Why You Should Update Your Resume Now, Even If You’re Not Looking for a Job
Think of your resume as a living, breathing document. It is the written representation of the real-life professional growth you experience every day, on an ongoing basis, and it should always contain your most important successes and milestones. But, more than a third of professionals only update their resumes when they’re actively looking for a new job, according to Monster.com. For many, this can mean that years go by before they make any updates to their resume. What’s more, only 10 percent of respondents said they update their resume as new assignments or projects came up.
This is a mistake. At a minimum, resumes should be updated at least once or twice a year, regardless of whether or not you’re on the job market. Although, ideally, you should make additions to this document much more frequently. Here’s why…
Even if you haven’t gone through a job change or other big professional milestone, you have still experienced new things, accomplished new goals, and learned new skills.
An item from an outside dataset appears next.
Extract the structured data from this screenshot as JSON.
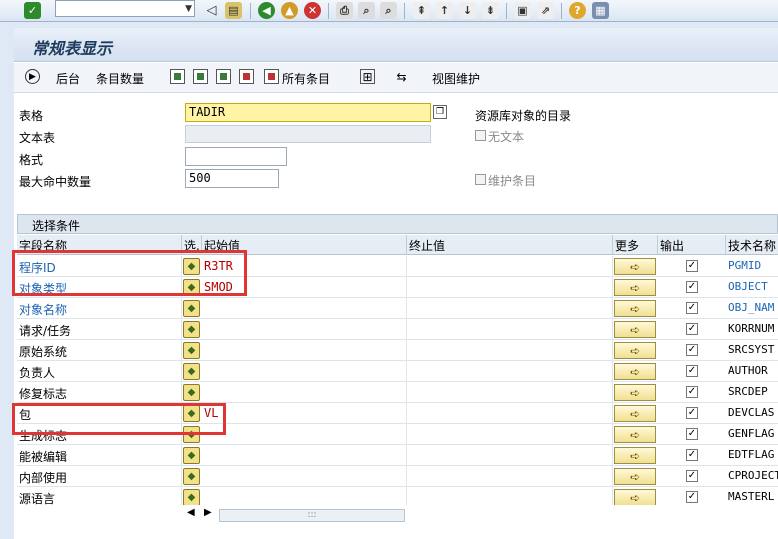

If you don’t update your resume on a regular basis to include these things as they happen, it’s more likely that you’ll forget the important details of these key experiences or successes that would be of interest to a potential new employer, however far down the road that might be.
Keeping your resume current by updating it regularly throughout the year or, better yet, as things come up is a professional “best practice” that shouldn’t take up too much of your time -- 20 or 30 minutes per sitting at most.
So if you haven’t looked at your resume in a while, here are the 6 most important updates you should make (starting today!) to your resume on an ongoing basis:
If you’re not currently on the job market and needing a perfect resume to submit to employers right away, it’s still wise to take a few minutes out of your normal workday to record any new projects you’ve taken on since your resume was last updated. Don’t worry about wording or grammar -- just get the most important points down -- since you can always go back and revise your sentences at a later time or when you’re back on the job market in full force.
While this may be a more difficult category to add to your resume because it can encompass so many things, don’t hold back here... again, you can always revise and cut down at a later date. Try to think of all the new experiences you’ve had at work since your last resume update. Have you attended any professional conferences? Or joined any committees or groups? Have you appeared as a guest lecturer or served on a panel? If you wait too long to update these types of activities, you run the risk of forgetting about them and leaving off important details. Plus, by updating your resume as these things come up, you save yourself valuable time in the future since you won’t have to spend hours hunting down every detail of what you’ve done to add to your resume.
Every time you learn a new skill or acquire a new certification, record it on your resume right then and there. As the months or years go by, it can be easy to lose sight of all the valuable skills you’ve acquired and the impact that’s had on your professional abilities. By documenting any new skills you’ve acquired -- big or small -- in real-time as they come up, you’re more likely to be able to add rich, descriptive language to your resume that will more convincingly highlight the benefits of your new skills.
This is perhaps one of the most important categories on your resume that should be regularly updated. It’s important to provide potential employers with quantitative outcomes and accomplishments that you’ve achieved -- they like to see hard facts and figures around the goals you’ve met or things you’ve accomplished. But, for example, it can be difficult to recall from memory specific results you had on a project from years ago (and time-consuming to retroactively look up old performance numbers). Keeping an accurate record of key results you achieve as they happen ensures you’ll be able to reference your most impressive stats and not have to spend hours updating your resume when you go back on the job market.
Don’t forget to add any awards or accolades to your resume as you receive them. Recording these things in the moment will ensure that you don’t leave off any important honors or omit key information about your successes.
6. New Job Title
This is a bit of a no-brainer, but of course, you want to update your resume whenever you get a new job or a new job title. While it may seem a bit counter-intuitive to start working on your resume immediately after getting hired at a new company, adding a few lines about your new role and job duties only takes a few minutes and it leaves you prepared for any situation that might require showing your resume.